Auto-replenishment strategy has also been carefully developed. The primary tools for auto-replenishment are Sigmatron’s Production-Driven Replenishment (PDR) system and its Automatic Replenishment System (ARS) tool. Distribution and other strategic suppliers have linked their systems with SigmaTron and receive pull signals via PDR. PDR is triggered automatically when iScore checks inventory for shortages as shop orders are released. If a shortage is detected, a PDR pull signal is sent to the supplier and parts are received in two to five days. The ARS tool is utilized with MRP share for the lowest cost products suppliers typically have on the shelf.
Low average selling price components are stocked at higher inventory levels, because the administrative cost of multiple transactions is greater than the cost of bulk purchases stocked in inventory.
From a Lean perspective, the goal is to set up automated systems that keep the right-sized pipeline flowing for each type of material.
Project status visibility. Materials systems are linked globally to provide company-wide visibility into inventory levels and materials status. The tools are also linked to customers and program managers. This level of system linkage increases efficiency of centralized SCM. For example, if a production schedule is changed, the IPO can see the requirements on the system, view the AVL, the stocking levels and demand. This lets them determine immediately how urgent the part requirement is and whether air or sea is the best shipping option.
Customers also have the same level of visibility via iScore. This provides an excellent dashboard for monitoring forecasts and inventory/material-on-order levels, and adjusting as needed. Finished goods Kanban provides a final tool for supporting demand variability, which can’t be easily controlled within the system.
While a textbook Lean approach to materials management can work in OEMs with complete control of their AVL choices, a modified approach is often more effective for the far more complex EMS world. This can be particularly important when the customer base includes highly regulated or longer lifecycle products with variable demand, since these products may have limitations on AVL changes. Systems that link the customer, EMS provider and suppliers driving auto-replenishment based on actual demand help eliminate unneeded inventory and non-valued-added transactions.

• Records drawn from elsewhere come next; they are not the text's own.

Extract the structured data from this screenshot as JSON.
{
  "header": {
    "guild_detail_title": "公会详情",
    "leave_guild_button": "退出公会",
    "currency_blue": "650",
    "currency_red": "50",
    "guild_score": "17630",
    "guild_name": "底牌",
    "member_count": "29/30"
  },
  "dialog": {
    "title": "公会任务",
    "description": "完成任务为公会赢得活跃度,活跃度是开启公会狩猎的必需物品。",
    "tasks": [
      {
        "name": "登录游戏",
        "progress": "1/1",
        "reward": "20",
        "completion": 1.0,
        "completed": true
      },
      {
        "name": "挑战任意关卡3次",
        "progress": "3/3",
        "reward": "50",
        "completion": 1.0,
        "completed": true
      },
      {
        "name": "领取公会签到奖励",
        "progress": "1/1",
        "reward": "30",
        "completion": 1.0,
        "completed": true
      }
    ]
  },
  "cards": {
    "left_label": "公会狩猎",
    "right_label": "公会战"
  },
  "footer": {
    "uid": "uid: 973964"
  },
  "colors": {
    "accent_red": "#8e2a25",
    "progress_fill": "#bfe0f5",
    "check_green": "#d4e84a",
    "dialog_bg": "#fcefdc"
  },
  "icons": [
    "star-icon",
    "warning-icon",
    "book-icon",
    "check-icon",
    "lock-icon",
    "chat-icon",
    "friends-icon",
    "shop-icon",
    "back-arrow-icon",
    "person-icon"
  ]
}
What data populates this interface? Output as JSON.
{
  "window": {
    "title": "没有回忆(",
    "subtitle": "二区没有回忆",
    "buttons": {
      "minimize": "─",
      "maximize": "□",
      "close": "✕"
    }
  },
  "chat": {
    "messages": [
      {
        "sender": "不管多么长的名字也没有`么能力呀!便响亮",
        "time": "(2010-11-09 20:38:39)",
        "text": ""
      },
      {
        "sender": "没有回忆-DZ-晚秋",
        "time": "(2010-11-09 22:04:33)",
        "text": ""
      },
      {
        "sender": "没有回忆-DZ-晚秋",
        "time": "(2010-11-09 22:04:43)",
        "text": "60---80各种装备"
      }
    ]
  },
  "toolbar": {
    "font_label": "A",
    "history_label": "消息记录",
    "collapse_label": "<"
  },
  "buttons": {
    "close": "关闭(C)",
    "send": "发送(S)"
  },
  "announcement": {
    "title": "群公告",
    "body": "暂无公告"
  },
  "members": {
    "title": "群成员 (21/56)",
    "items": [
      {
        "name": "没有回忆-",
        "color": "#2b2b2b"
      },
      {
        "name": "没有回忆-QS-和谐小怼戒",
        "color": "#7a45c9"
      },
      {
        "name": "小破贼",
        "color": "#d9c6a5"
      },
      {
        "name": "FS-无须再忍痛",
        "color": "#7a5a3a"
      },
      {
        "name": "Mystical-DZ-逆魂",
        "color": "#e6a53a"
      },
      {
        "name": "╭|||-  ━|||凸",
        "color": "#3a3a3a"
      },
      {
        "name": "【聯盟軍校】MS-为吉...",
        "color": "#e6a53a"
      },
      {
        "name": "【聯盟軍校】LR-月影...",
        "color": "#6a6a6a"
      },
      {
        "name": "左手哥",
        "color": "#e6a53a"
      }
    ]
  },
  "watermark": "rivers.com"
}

John Sheehan is vice president – director of materials and supply chain, SigmaTron International (sigmatronintl.com); email@example.com.